By Julia Burke, Niagara Escarpment Correspondent
It’s exciting to find a great selection of New York wines in a shop. But a wine store devoted entirely to New York State? Carl Schmitter, owner of Chateau Buffalo in Buffalo, NY, is proving that it can work.
Now in its fourth year, Chateau Buffalo, located in the city’s hip, offbeat Hertel Avenue neighborhood, focuses exclusively on wines from Long Island, the Hudson Valley, the Finger Lakes, the Niagara Escarpment, and Chautauqua. Without favoring a particularly region, Chateau Buffalo’s selection simply offers what Schmitter considers to be the best of New York.
“The market was there, and I wanted to do something with local products,” Schmitter explains. “Wine and food go together. Wine should be a part of the local food movement. There’s still a stigma about New York wine that has to be overcome, and with the constant increase in the quality of the wines that we’re seeing out of New York, that should disappear.”
Schmitter loves to convert skeptics, often by handing them a glass at his tasting events. “It still exists in a lot of people’s heads that New York wines are either overpriced or they don’t offer good value, or they can’t make good reds, that sort of thing. That’s one of the reasons I opened this – to try and change people’s perceptions a little bit.”
Schmitter visits the Finger Lakes regularly, has visited numerous Long Island wineries, and is a frequent presence in the Niagara Escarpment wine region. “I try to stay on top of new wineries opening up; I work with distributors but also with wineries that self-distribute.” The store has sections for major varietals including cabernet franc and pinot noir, a wall of fine dessert wines, and often a “featured region” on display.

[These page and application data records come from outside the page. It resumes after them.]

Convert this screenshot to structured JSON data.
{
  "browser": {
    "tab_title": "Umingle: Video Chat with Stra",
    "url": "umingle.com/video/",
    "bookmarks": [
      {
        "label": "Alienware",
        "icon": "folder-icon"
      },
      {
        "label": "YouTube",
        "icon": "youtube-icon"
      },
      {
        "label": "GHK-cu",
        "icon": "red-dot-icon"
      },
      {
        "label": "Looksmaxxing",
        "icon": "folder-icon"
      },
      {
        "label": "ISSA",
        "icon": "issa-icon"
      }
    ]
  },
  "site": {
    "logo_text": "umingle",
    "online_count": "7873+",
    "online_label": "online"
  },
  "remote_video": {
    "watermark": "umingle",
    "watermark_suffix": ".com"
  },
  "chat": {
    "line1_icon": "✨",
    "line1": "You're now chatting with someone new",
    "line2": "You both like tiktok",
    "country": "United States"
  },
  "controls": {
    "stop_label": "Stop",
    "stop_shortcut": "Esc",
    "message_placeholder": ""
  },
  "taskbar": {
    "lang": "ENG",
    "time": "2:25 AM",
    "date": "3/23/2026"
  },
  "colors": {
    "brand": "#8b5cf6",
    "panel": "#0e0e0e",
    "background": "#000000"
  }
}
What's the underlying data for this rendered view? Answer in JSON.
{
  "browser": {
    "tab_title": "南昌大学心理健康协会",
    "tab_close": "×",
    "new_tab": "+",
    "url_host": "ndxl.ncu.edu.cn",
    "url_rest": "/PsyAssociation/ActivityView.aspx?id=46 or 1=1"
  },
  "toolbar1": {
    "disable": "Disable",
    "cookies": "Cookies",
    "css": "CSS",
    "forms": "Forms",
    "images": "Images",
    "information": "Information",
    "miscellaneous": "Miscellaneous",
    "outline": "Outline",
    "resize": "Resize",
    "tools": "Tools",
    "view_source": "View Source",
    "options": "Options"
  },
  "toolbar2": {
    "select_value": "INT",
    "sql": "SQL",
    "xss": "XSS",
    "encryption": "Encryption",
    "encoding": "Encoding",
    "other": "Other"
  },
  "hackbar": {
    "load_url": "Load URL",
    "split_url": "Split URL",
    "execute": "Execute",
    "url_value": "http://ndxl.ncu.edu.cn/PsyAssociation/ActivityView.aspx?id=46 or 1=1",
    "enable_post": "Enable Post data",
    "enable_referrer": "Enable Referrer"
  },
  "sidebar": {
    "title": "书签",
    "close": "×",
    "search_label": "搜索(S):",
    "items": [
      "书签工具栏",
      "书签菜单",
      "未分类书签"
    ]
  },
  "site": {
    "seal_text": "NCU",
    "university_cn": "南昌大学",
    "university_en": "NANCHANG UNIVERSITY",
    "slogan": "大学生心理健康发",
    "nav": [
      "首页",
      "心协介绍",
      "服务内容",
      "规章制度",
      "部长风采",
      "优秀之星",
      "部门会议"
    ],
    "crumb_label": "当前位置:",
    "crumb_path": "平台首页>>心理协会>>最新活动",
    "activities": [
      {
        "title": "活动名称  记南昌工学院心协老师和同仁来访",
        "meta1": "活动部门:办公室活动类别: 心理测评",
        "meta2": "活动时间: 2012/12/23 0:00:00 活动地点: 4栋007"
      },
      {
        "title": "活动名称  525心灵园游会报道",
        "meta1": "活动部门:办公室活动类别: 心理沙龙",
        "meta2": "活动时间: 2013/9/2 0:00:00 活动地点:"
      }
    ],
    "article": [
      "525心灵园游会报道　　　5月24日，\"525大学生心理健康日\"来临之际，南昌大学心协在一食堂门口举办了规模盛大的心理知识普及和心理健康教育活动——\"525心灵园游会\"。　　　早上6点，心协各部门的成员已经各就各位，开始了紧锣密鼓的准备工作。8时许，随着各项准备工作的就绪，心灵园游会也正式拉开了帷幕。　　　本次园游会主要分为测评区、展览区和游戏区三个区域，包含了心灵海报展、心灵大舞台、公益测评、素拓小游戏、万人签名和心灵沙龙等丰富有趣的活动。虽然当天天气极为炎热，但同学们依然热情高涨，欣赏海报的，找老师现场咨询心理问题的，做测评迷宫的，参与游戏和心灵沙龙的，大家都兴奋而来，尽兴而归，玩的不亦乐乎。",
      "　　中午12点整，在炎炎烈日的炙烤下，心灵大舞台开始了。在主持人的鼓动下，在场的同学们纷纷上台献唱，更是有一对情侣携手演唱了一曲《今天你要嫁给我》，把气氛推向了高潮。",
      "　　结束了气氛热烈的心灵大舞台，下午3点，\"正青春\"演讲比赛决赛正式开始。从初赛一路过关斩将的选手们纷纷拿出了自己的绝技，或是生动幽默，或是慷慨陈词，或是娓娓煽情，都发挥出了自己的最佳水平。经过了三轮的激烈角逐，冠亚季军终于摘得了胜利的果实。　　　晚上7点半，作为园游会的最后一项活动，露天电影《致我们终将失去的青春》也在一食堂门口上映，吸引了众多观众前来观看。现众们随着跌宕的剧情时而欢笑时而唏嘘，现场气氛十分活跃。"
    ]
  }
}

He also carries a good selection of Pride of New York foods and his own Dancing Buffalo wine and hard cider made from locally grown apples. Free wine tastings and “Meet the Winemaker” evenings, which have recently featured winemakers from Damiani, Ravines, and Arrowhead Spring.
When it comes to turning folks on to New York reds, Schmitter explains, “I like to try and steer them towards pinot noir. I think we do some really great pinot noir here in New York. The blends are also nice.” And, with a Pinot Noir selection that includes Long Island, the Finger Lakes, and Niagara Escarpment, customers are sure to find the right bottle.
I remember years ago, when I was just starting to learn about wine, I wandered into the shop and asked Schmitter if there was any good pinot noir from New York. I remember his face lighting up like a Christmas tree as he described each of the pinots he carries and helped me pick out a bottle to take home. That passion for spreading the word about New York wine, paired with a well-chosen selection, is what keeps Schmitter’s customers coming back.
For Schmitter, offering wines from all regions of New York with fairly equal attention given to all is a no-brainer. Chateau Buffalo is currently the only wine shop selling exclusively New York wine in the state. “Interest in New York wine has been pretty constant,” he says. “There’s a low profit margin on wine in retail, and it helps that we make some of our own wine here.” Thanks to his Dancing Buffalo wine and cider offerings, Schmitter can participate in tasting events, farmers markets and festivals, filling a unique role in the Niagara wine scene – and acting as an invaluable ally for local wineries by promoting their best wines and advocating the local mindset.
Schmitter’s selection of Long Island wines is particularly interesting to Western New York wine geeks who can’t find bottles like Paumanok Chenin Blanc or Osprey’s Dominion Pinot Noir at many of the mainstream wine shops. Asked about his favorite Long Island producers, Schmitter mentions Channing Daughters Winery in Bridgehampton. “They really are trying to make the best wine that they can. They really do most of their winemaking in the vineyard, and they’re somebody to really watch – they’re producing some fabulous wines.” He also lists Bedell, Osprey’s Dominion, Pellegrini, and Wolffer as favorites.
When selecting wines, it’s clear Schmitter is fascinated by offbeat varieties and styles. I asked him about his favorite examples of lesser-known grapes in the state. “Schulze’s Siegfried Riesling has always been a curiosity to me – I think that’s pretty cool,” he says of the northern Niagara County winery. “Lemberger, too, shows some really good potential in the Finger Lakes.” He also names Rkatsitelli and sauvignon blanc from Long Island as interesting examples.
It’s clear that in many parts of the state, stores and restaurants are moving toward better selections of local wine. Chateau Buffalo is leading the way, promoting New York by carrying simply the best of what the state has to offer, no matter what the grape or region.